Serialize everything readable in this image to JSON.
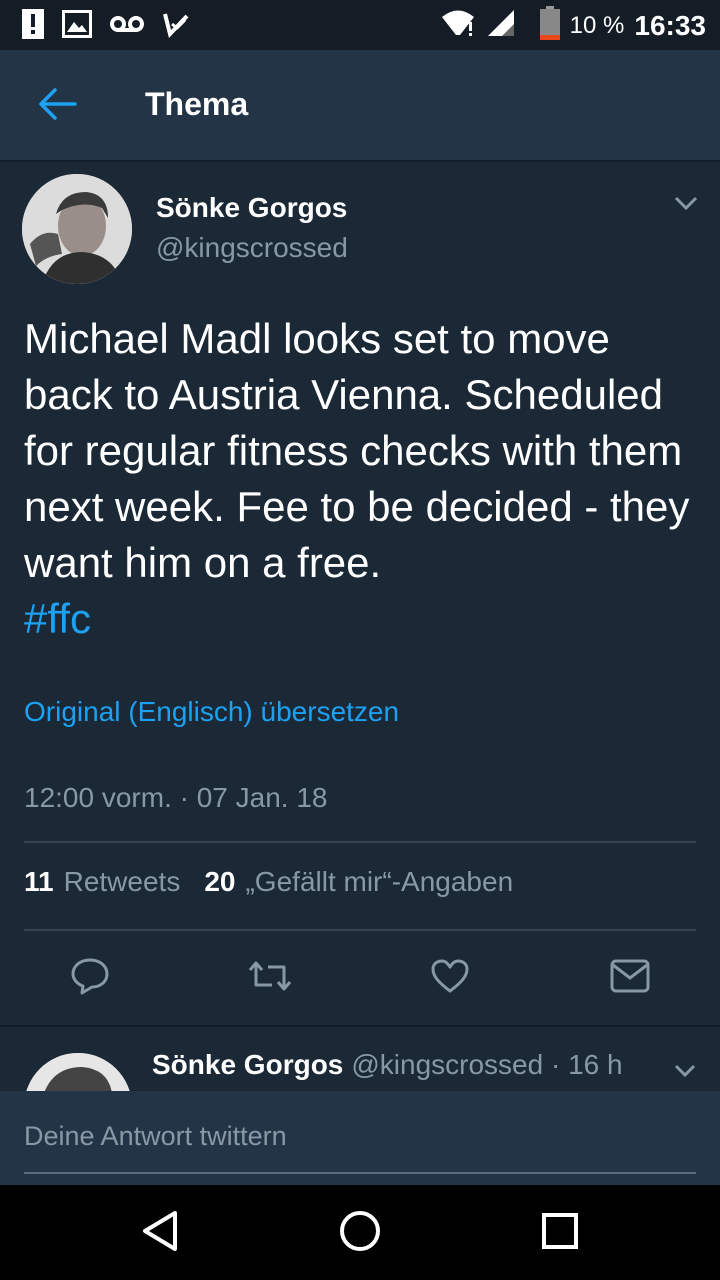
{
  "status_bar": {
    "battery_pct": "10 %",
    "time": "16:33",
    "icons": [
      "alert-icon",
      "image-icon",
      "voicemail-icon",
      "checkmark-icon",
      "wifi-icon",
      "signal-icon",
      "battery-icon"
    ]
  },
  "app_bar": {
    "title": "Thema",
    "back_icon": "arrow-left-icon"
  },
  "tweet": {
    "author_name": "Sönke Gorgos",
    "author_handle": "@kingscrossed",
    "text": "Michael Madl looks set to move back to Austria Vienna. Scheduled for regular fitness checks with them next week. Fee to be decided - they want him on a free.",
    "hashtag": "#ffc",
    "translate_label": "Original (Englisch) übersetzen",
    "timestamp": "12:00 vorm. · 07 Jan. 18",
    "retweet_count": "11",
    "retweet_label": "Retweets",
    "like_count": "20",
    "like_label": "„Gefällt mir“-Angaben",
    "actions": [
      "reply-icon",
      "retweet-icon",
      "heart-icon",
      "message-icon"
    ]
  },
  "reply_preview": {
    "author_name": "Sönke Gorgos",
    "meta": "@kingscrossed · 16 h"
  },
  "compose": {
    "placeholder": "Deine Antwort twittern"
  },
  "colors": {
    "background": "#1b2836",
    "bar": "#243447",
    "accent": "#1da1f2",
    "secondary_text": "#8899a6"
  }
}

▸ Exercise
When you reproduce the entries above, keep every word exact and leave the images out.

▸ The completed task
Serialize everything readable in this image to JSON.
{
  "status_bar": {
    "battery_pct": "10 %",
    "time": "16:33",
    "icons": [
      "alert-icon",
      "image-icon",
      "voicemail-icon",
      "checkmark-icon",
      "wifi-icon",
      "signal-icon",
      "battery-icon"
    ]
  },
  "app_bar": {
    "title": "Thema",
    "back_icon": "arrow-left-icon"
  },
  "tweet": {
    "author_name": "Sönke Gorgos",
    "author_handle": "@kingscrossed",
    "text": "Michael Madl looks set to move back to Austria Vienna. Scheduled for regular fitness checks with them next week. Fee to be decided - they want him on a free.",
    "hashtag": "#ffc",
    "translate_label": "Original (Englisch) übersetzen",
    "timestamp": "12:00 vorm. · 07 Jan. 18",
    "retweet_count": "11",
    "retweet_label": "Retweets",
    "like_count": "20",
    "like_label": "„Gefällt mir“-Angaben",
    "actions": [
      "reply-icon",
      "retweet-icon",
      "heart-icon",
      "message-icon"
    ]
  },
  "reply_preview": {
    "author_name": "Sönke Gorgos",
    "meta": "@kingscrossed · 16 h"
  },
  "compose": {
    "placeholder": "Deine Antwort twittern"
  },
  "colors": {
    "background": "#1b2836",
    "bar": "#243447",
    "accent": "#1da1f2",
    "secondary_text": "#8899a6"
  }
}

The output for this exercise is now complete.